- “Baby, It’s Cold Outside” (season 6, episode 8): Whitley calls the Montell Williams show because she isn’t getting any loving from Dwayne. (DON’T ASK ME WHY?) Dwayne is just stressed out from working and bills.
One last thing about the show that I loved was the friendships. Ron and Dwayne had a close friendship where they actually got candid about how they were feeling, what they were thinking. The other would listen and respond and give his thoughts on the matter. It was great to see.
I felt the same about the female characters. Whitley starts out as an ice queen but she is there for Kim when she is overworking herself, when Kim’s dad gets shot, when Kim thinks she may be pregnant and even lies to Kim’s dad to help her friend out. They also share feelings candidly. One such event was when Whitley tells Kim… that she wishes her own parents were as overprotective as Kim’s father. “I had to set my nanny on fire to get their attention.”
Or when she had Kim’s back against Dwayne and Ron. Good times.
Freddie was added to the mix… and even though she was our resident flower child she was able fit in and help out where she could offer sound insight and a differing point of view.
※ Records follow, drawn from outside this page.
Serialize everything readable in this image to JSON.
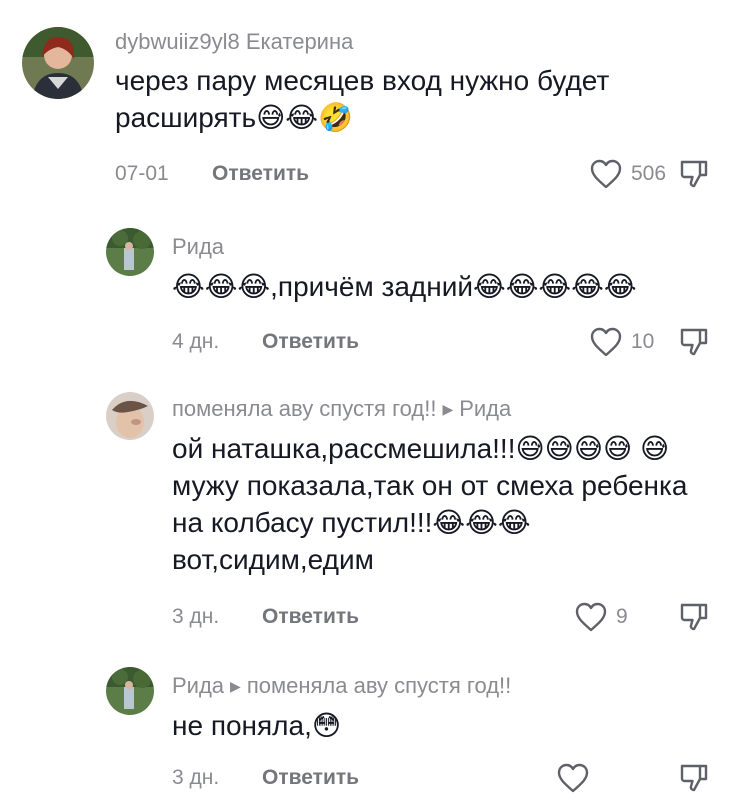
{
  "comments": [
    {
      "author": "dybwuiiz9yl8 Екатерина",
      "text": "через пару месяцев вход нужно будет расширять😅😂🤣",
      "date": "07-01",
      "reply_label": "Ответить",
      "likes": "506"
    },
    {
      "author": "Рида",
      "text": "😂😂😂,причём задний😂😂😂😂😂",
      "date": "4 дн.",
      "reply_label": "Ответить",
      "likes": "10"
    },
    {
      "author": "поменяла аву спустя год!!",
      "reply_to": "Рида",
      "text": "ой наташка,рассмешила!!!😅😅😅😅 😅 мужу показала,так он от смеха ребенка на колбасу пустил!!!😂😂😂 вот,сидим,едим",
      "date": "3 дн.",
      "reply_label": "Ответить",
      "likes": "9"
    },
    {
      "author": "Рида",
      "reply_to": "поменяла аву спустя год!!",
      "text": "не поняла,😳",
      "date": "3 дн.",
      "reply_label": "Ответить",
      "likes": ""
    }
  ],
  "icons": {
    "like": "heart-outline-icon",
    "dislike": "thumbs-down-outline-icon",
    "reply_arrow": "triangle-right-icon"
  },
  "colors": {
    "text": "#161823",
    "muted": "#8a8b91",
    "reply": "#75767c"
  }
}
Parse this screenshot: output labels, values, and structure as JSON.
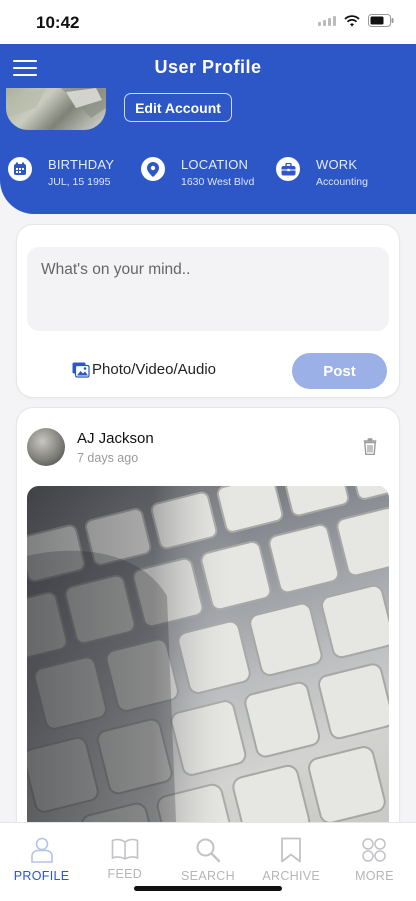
{
  "status": {
    "time": "10:42"
  },
  "header": {
    "title": "User Profile",
    "edit_label": "Edit Account"
  },
  "info": {
    "birthday": {
      "label": "BIRTHDAY",
      "value": "JUL, 15 1995"
    },
    "location": {
      "label": "LOCATION",
      "value": "1630 West Blvd"
    },
    "work": {
      "label": "WORK",
      "value": "Accounting"
    }
  },
  "composer": {
    "placeholder": "What's on your mind..",
    "media_label": "Photo/Video/Audio",
    "post_label": "Post"
  },
  "post": {
    "author": "AJ Jackson",
    "time": "7 days ago"
  },
  "tabs": [
    {
      "label": "PROFILE",
      "icon": "person-icon"
    },
    {
      "label": "FEED",
      "icon": "book-icon"
    },
    {
      "label": "SEARCH",
      "icon": "search-icon"
    },
    {
      "label": "ARCHIVE",
      "icon": "bookmark-icon"
    },
    {
      "label": "MORE",
      "icon": "grid-circles-icon"
    }
  ],
  "colors": {
    "accent": "#2d56c7",
    "post_button": "#9bb0e6",
    "inactive_tab": "#b5b5bb"
  }
}
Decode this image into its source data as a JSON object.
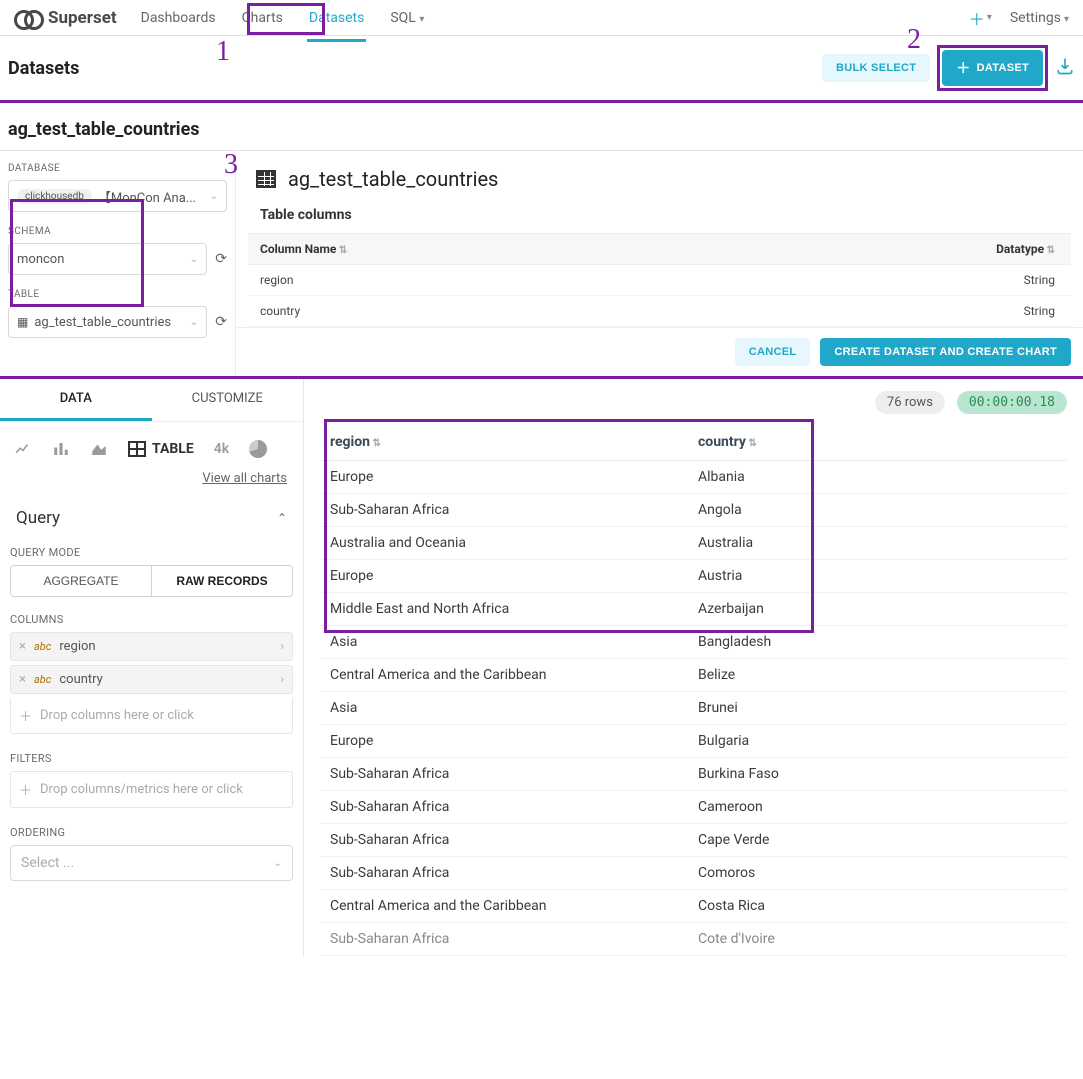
{
  "brand": "Superset",
  "nav": {
    "dashboards": "Dashboards",
    "charts": "Charts",
    "datasets": "Datasets",
    "sql": "SQL",
    "settings": "Settings"
  },
  "datasets_bar": {
    "title": "Datasets",
    "bulk_select": "BULK SELECT",
    "add_dataset": "DATASET"
  },
  "dataset_name": "ag_test_table_countries",
  "left_panel": {
    "database_label": "DATABASE",
    "database_tag": "clickhousedb",
    "database_value": "【MonCon Ana...",
    "schema_label": "SCHEMA",
    "schema_value": "moncon",
    "table_label": "TABLE",
    "table_value": "ag_test_table_countries"
  },
  "right_panel": {
    "title": "ag_test_table_countries",
    "table_columns_label": "Table columns",
    "col_name_header": "Column Name",
    "datatype_header": "Datatype",
    "rows": [
      {
        "name": "region",
        "type": "String"
      },
      {
        "name": "country",
        "type": "String"
      }
    ],
    "cancel": "CANCEL",
    "create_chart": "CREATE DATASET AND CREATE CHART"
  },
  "bottom": {
    "tab_data": "DATA",
    "tab_customize": "CUSTOMIZE",
    "viz_table": "TABLE",
    "viz_4k": "4k",
    "view_all": "View all charts",
    "query_title": "Query",
    "query_mode_label": "QUERY MODE",
    "seg_aggregate": "AGGREGATE",
    "seg_raw": "RAW RECORDS",
    "columns_label": "COLUMNS",
    "abc": "abc",
    "columns": [
      "region",
      "country"
    ],
    "drop_columns_hint": "Drop columns here or click",
    "filters_label": "FILTERS",
    "drop_filters_hint": "Drop columns/metrics here or click",
    "ordering_label": "ORDERING",
    "ordering_placeholder": "Select ..."
  },
  "results": {
    "rowcount": "76 rows",
    "elapsed": "00:00:00.18",
    "headers": {
      "region": "region",
      "country": "country"
    },
    "rows": [
      {
        "region": "Europe",
        "country": "Albania"
      },
      {
        "region": "Sub-Saharan Africa",
        "country": "Angola"
      },
      {
        "region": "Australia and Oceania",
        "country": "Australia"
      },
      {
        "region": "Europe",
        "country": "Austria"
      },
      {
        "region": "Middle East and North Africa",
        "country": "Azerbaijan"
      },
      {
        "region": "Asia",
        "country": "Bangladesh"
      },
      {
        "region": "Central America and the Caribbean",
        "country": "Belize"
      },
      {
        "region": "Asia",
        "country": "Brunei"
      },
      {
        "region": "Europe",
        "country": "Bulgaria"
      },
      {
        "region": "Sub-Saharan Africa",
        "country": "Burkina Faso"
      },
      {
        "region": "Sub-Saharan Africa",
        "country": "Cameroon"
      },
      {
        "region": "Sub-Saharan Africa",
        "country": "Cape Verde"
      },
      {
        "region": "Sub-Saharan Africa",
        "country": "Comoros"
      },
      {
        "region": "Central America and the Caribbean",
        "country": "Costa Rica"
      },
      {
        "region": "Sub-Saharan Africa",
        "country": "Cote d'Ivoire"
      }
    ]
  },
  "annotations": {
    "n1": "1",
    "n2": "2",
    "n3": "3"
  }
}
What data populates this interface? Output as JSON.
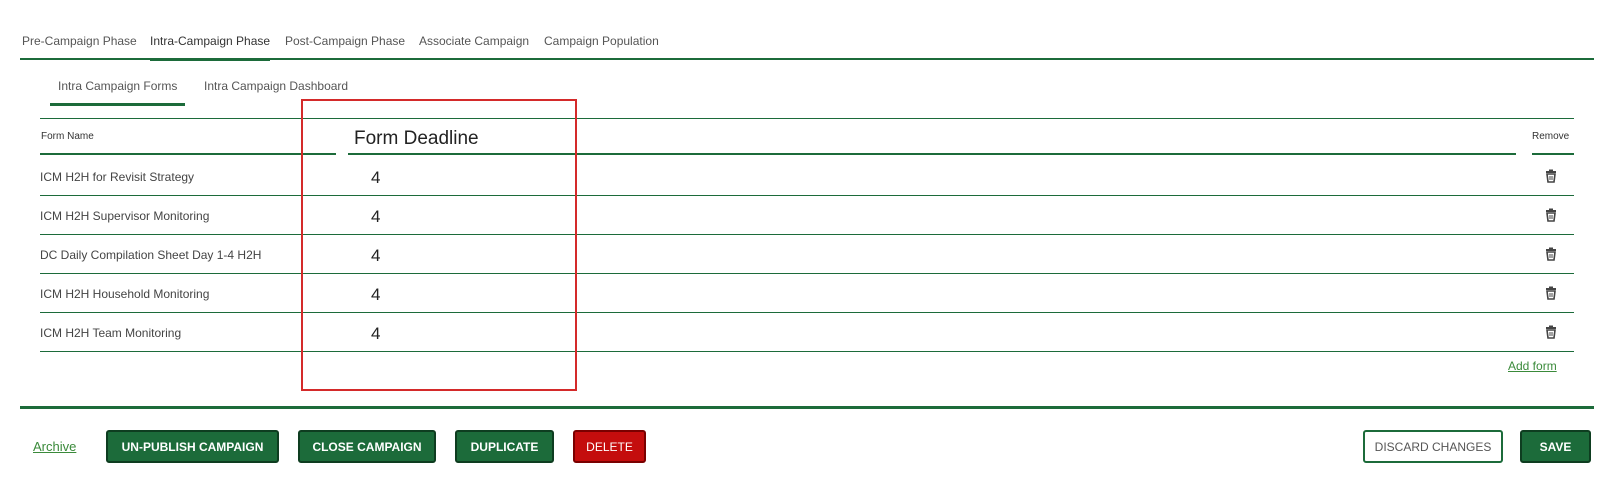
{
  "top_tabs": [
    {
      "label": "Pre-Campaign Phase"
    },
    {
      "label": "Intra-Campaign Phase"
    },
    {
      "label": "Post-Campaign Phase"
    },
    {
      "label": "Associate Campaign"
    },
    {
      "label": "Campaign Population"
    }
  ],
  "sub_tabs": [
    {
      "label": "Intra Campaign Forms"
    },
    {
      "label": "Intra Campaign Dashboard"
    }
  ],
  "table": {
    "headers": {
      "form_name": "Form Name",
      "form_deadline": "Form Deadline",
      "remove": "Remove"
    },
    "rows": [
      {
        "name": "ICM H2H for Revisit Strategy",
        "deadline": "4"
      },
      {
        "name": "ICM H2H Supervisor Monitoring",
        "deadline": "4"
      },
      {
        "name": "DC Daily Compilation Sheet Day 1-4 H2H",
        "deadline": "4"
      },
      {
        "name": "ICM H2H Household Monitoring",
        "deadline": "4"
      },
      {
        "name": "ICM H2H Team Monitoring",
        "deadline": "4"
      }
    ],
    "add_form": "Add form"
  },
  "footer": {
    "archive": "Archive",
    "unpublish": "UN-PUBLISH CAMPAIGN",
    "close": "CLOSE CAMPAIGN",
    "duplicate": "DUPLICATE",
    "delete": "DELETE",
    "discard": "DISCARD CHANGES",
    "save": "SAVE"
  },
  "colors": {
    "accent": "#1c6b3a",
    "danger": "#c40d0d",
    "highlight": "#d42a2a"
  }
}
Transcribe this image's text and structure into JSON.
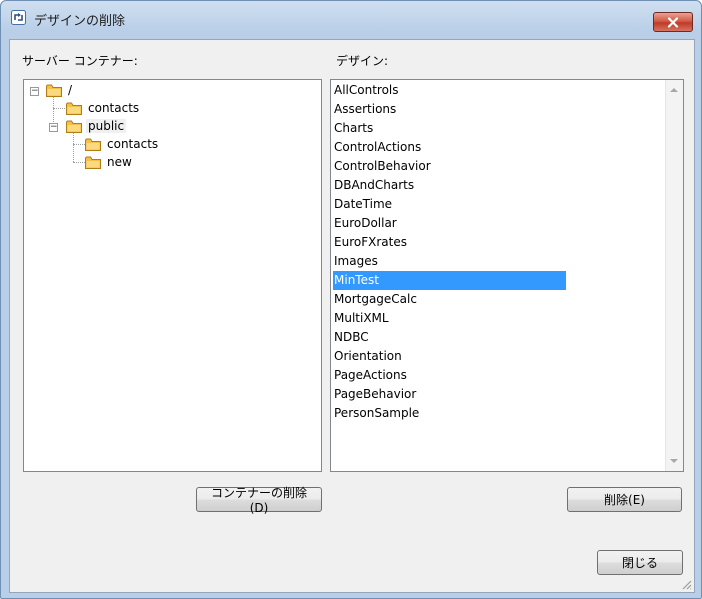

I am going to close my very long blog post here by saying I wish we had more coming of age black sitcoms like we used to have in the ’90s. More black shows not afraid to talk real issues while showing us in positive light. A Different World is now on Amazon Prime for free. That is so cool because Amazon has the versions that have not been edited for television. So even after watching this show for a good 20 years at least… there was still scene I had never laid my eyes on. Definitely leave comments if you love my takes, or even if you hate them. (I’m cool either way.) I just knew I was going to Hillman College. In the end, this show was the reason I became interested in going to college… and it is still the reason a lot of black kids are heading to college now. That is all for now.. In the meantime, remember that is A Different World than where you come from.